But it was just recently that Mitt Romney was one of "the people that are associated" with team Rafalca. During the Dressage World Cup in April, Rafalca performed to music personally chosen by the Republican presidential candidate.

Horses have long been a shared hobby of the Romney couple. Mitt Romney has talked enthusiastically about his interest in riding, telling Fox News in April that, "Me, I have a Missouri Fox Trotter. So mine is like a quarter horse, but just a much better gait."

So why the waning enthusiasm? Perhaps now, amid attacks on his wealth and financial dealings, he wants to try and distance himself from this rarefied world of "horse ballet," as dressage is commonly called.
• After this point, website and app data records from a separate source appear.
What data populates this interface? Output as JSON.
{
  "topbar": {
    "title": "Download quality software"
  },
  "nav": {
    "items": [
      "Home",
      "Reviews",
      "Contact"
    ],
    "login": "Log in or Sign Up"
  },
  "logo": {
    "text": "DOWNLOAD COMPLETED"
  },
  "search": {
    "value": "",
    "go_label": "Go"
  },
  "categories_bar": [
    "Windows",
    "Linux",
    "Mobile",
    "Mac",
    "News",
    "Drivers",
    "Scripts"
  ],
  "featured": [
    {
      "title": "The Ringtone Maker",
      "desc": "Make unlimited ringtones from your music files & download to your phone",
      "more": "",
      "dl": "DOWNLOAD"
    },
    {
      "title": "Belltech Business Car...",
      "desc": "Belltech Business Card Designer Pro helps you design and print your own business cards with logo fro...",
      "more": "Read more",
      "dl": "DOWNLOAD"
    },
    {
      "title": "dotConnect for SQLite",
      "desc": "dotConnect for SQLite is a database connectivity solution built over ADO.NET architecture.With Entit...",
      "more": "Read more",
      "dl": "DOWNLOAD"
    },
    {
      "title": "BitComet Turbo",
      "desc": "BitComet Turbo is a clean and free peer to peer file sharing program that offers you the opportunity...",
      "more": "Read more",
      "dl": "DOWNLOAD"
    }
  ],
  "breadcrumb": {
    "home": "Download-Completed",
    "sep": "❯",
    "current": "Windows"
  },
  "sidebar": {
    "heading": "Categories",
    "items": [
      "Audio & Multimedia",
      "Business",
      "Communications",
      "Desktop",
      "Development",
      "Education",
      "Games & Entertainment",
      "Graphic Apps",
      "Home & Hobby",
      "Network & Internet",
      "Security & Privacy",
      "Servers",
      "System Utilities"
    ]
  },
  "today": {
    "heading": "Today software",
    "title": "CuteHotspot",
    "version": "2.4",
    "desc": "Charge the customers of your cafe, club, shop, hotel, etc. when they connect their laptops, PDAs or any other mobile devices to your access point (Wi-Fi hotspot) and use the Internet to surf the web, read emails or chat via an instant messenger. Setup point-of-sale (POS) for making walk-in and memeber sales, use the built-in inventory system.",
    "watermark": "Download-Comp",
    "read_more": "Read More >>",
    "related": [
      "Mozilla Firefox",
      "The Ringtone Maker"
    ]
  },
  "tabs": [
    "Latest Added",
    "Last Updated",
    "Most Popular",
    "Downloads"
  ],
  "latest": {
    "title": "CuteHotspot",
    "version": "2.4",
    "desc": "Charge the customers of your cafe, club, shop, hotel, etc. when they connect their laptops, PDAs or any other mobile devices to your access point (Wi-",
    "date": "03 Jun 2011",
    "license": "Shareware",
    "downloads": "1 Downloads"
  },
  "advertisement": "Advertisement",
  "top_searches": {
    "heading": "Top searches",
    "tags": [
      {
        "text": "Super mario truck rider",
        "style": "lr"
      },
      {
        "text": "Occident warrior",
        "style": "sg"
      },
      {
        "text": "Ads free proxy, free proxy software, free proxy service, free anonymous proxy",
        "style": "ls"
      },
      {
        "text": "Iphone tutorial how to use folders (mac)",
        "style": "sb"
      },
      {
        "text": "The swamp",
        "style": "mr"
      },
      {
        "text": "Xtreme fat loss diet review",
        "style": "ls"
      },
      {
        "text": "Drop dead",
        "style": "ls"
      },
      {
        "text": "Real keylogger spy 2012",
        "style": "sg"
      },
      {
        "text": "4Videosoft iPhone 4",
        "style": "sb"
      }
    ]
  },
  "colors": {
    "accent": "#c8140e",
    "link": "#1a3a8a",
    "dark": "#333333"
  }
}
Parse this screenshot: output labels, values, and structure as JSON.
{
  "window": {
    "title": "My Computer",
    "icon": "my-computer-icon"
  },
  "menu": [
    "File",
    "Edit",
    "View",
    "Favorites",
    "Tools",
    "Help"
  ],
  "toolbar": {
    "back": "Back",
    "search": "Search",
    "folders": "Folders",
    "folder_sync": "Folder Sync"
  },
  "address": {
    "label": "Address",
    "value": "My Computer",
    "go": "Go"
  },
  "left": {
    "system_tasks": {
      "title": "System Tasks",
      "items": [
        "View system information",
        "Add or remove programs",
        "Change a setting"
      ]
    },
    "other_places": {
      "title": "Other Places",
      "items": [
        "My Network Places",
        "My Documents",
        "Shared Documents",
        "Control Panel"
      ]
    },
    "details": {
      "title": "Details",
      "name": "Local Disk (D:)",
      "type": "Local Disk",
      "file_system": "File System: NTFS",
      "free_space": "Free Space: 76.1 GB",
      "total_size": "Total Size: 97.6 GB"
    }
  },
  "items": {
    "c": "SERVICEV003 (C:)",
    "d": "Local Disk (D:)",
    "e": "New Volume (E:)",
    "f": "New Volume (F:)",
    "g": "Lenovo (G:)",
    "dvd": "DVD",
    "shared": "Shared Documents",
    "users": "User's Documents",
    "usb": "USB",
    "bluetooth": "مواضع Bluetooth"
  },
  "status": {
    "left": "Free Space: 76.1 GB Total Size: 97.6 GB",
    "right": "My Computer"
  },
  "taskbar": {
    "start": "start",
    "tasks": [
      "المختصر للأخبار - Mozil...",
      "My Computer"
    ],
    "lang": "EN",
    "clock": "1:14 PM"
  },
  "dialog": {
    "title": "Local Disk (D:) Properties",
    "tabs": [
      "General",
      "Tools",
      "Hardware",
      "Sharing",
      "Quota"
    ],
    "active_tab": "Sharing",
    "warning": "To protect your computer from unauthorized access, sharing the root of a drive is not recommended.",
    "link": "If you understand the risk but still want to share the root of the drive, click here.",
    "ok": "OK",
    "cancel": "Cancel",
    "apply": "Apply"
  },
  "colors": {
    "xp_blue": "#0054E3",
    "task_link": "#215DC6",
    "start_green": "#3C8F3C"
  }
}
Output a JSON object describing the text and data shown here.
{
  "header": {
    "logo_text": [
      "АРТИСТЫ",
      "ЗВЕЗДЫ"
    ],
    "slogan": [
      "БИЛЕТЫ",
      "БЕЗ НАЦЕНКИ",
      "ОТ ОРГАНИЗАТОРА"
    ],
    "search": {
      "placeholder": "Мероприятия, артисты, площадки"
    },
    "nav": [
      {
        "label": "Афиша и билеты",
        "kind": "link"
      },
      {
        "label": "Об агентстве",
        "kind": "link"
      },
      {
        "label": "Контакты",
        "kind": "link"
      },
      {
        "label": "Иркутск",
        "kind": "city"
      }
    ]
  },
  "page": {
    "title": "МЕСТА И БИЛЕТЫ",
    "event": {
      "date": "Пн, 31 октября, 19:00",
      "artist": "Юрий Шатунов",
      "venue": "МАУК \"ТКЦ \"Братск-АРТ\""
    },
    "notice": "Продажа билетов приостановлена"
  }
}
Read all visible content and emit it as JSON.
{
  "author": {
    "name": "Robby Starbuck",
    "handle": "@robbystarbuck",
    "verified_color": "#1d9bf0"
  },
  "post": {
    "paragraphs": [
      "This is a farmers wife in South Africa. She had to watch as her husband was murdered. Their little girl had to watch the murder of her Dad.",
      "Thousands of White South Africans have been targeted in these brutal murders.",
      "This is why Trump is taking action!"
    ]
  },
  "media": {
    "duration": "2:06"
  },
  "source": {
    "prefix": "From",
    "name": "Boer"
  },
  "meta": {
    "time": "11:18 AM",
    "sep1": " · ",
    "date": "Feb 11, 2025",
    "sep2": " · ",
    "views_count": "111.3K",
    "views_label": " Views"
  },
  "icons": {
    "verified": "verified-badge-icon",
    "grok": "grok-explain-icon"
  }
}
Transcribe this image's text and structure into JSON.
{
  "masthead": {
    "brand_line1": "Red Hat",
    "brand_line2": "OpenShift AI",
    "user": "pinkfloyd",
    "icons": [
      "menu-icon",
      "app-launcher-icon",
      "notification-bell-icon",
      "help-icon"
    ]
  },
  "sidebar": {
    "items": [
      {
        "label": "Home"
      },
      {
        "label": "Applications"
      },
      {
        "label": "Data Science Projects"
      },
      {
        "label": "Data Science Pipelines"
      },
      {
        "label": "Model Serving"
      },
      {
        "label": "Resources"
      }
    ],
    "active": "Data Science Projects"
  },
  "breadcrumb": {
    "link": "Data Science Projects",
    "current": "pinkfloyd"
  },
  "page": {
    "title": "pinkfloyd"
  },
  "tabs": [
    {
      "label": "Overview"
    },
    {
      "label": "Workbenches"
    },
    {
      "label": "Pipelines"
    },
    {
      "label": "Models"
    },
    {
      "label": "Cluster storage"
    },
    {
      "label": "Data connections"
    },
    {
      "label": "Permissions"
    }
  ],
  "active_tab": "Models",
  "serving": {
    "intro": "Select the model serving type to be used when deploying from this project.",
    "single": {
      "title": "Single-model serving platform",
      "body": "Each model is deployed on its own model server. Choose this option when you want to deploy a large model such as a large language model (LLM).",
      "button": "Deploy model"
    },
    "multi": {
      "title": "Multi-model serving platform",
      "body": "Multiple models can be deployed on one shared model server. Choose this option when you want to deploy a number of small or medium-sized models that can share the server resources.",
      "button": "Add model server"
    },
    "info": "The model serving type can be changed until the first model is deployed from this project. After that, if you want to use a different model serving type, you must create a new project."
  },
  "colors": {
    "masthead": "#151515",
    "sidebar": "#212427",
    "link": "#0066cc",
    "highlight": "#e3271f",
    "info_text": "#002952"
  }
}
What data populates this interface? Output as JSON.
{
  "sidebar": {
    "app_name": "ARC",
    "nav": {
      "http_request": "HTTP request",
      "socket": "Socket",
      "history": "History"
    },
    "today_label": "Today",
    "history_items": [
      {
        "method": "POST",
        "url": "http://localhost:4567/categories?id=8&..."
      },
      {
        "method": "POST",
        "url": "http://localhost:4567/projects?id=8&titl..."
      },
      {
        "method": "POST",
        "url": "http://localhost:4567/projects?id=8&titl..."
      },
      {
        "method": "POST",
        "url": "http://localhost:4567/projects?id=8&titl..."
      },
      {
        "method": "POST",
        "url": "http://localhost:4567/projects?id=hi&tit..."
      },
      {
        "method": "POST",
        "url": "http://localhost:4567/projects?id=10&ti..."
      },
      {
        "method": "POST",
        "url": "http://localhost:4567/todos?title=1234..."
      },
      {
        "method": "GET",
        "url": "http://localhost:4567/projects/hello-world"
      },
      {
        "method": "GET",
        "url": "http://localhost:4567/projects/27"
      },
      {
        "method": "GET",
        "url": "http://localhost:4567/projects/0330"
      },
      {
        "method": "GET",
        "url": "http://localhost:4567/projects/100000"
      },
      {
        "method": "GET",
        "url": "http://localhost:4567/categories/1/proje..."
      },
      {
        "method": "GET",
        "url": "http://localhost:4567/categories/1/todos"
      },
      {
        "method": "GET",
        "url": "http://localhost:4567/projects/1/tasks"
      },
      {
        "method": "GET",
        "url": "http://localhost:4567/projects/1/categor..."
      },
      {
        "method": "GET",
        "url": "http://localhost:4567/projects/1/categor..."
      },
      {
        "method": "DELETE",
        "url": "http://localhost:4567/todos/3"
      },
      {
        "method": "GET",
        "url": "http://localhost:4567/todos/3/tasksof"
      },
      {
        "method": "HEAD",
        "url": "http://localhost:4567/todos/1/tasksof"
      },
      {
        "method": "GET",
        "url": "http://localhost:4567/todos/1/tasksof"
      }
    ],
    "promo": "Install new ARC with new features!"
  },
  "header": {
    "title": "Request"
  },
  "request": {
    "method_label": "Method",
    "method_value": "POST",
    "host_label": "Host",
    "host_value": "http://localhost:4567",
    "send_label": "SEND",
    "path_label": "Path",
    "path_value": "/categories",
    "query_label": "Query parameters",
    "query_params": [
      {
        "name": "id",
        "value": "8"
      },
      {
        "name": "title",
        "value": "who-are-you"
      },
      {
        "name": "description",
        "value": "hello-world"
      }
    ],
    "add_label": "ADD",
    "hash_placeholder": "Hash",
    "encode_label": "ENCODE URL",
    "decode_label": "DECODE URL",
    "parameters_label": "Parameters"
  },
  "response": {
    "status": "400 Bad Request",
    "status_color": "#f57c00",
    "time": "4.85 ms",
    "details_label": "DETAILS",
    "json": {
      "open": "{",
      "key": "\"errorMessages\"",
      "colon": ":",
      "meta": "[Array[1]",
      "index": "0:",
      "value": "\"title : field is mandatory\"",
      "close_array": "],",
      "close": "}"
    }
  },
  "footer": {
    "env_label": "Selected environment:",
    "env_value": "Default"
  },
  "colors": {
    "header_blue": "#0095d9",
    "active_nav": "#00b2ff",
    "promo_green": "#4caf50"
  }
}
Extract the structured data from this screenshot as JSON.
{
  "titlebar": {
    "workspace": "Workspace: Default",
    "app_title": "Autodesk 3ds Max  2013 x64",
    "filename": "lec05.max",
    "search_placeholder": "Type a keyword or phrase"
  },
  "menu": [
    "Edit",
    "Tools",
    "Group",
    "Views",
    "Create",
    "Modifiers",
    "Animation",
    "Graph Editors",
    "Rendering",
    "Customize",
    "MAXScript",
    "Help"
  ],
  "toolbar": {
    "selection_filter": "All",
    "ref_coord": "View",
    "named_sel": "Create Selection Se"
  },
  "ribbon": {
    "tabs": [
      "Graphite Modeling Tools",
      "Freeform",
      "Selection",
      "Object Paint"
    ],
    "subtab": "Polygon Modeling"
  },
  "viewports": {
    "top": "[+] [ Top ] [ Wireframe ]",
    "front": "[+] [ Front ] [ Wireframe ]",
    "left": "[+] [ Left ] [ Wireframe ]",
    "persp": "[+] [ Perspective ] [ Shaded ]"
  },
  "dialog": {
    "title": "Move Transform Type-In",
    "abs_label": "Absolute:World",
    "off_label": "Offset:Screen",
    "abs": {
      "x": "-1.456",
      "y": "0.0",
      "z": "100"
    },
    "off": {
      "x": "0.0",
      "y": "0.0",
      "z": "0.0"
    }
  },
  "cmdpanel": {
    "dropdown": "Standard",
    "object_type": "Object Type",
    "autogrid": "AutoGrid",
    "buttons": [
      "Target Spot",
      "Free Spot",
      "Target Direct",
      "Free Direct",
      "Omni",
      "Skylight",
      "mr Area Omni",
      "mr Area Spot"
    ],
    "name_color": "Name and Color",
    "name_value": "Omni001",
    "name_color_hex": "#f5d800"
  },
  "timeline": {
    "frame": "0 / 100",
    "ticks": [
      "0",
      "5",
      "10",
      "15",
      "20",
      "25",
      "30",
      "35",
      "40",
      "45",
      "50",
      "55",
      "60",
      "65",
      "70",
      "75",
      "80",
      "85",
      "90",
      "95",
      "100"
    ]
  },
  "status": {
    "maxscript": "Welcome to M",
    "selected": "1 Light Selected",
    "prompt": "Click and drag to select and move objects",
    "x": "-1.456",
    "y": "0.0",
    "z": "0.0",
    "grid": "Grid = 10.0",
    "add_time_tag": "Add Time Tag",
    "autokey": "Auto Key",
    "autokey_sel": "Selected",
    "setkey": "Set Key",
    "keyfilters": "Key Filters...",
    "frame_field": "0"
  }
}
Maybe running for office and making his first big foreign trip as presidential candidate have turned his mind to other things. But perhaps he'll find time during his meetings with foreign leaders to catch up on how his wife, whom he has called "my rock," and her horse are doing as they vie for an Olympic medal.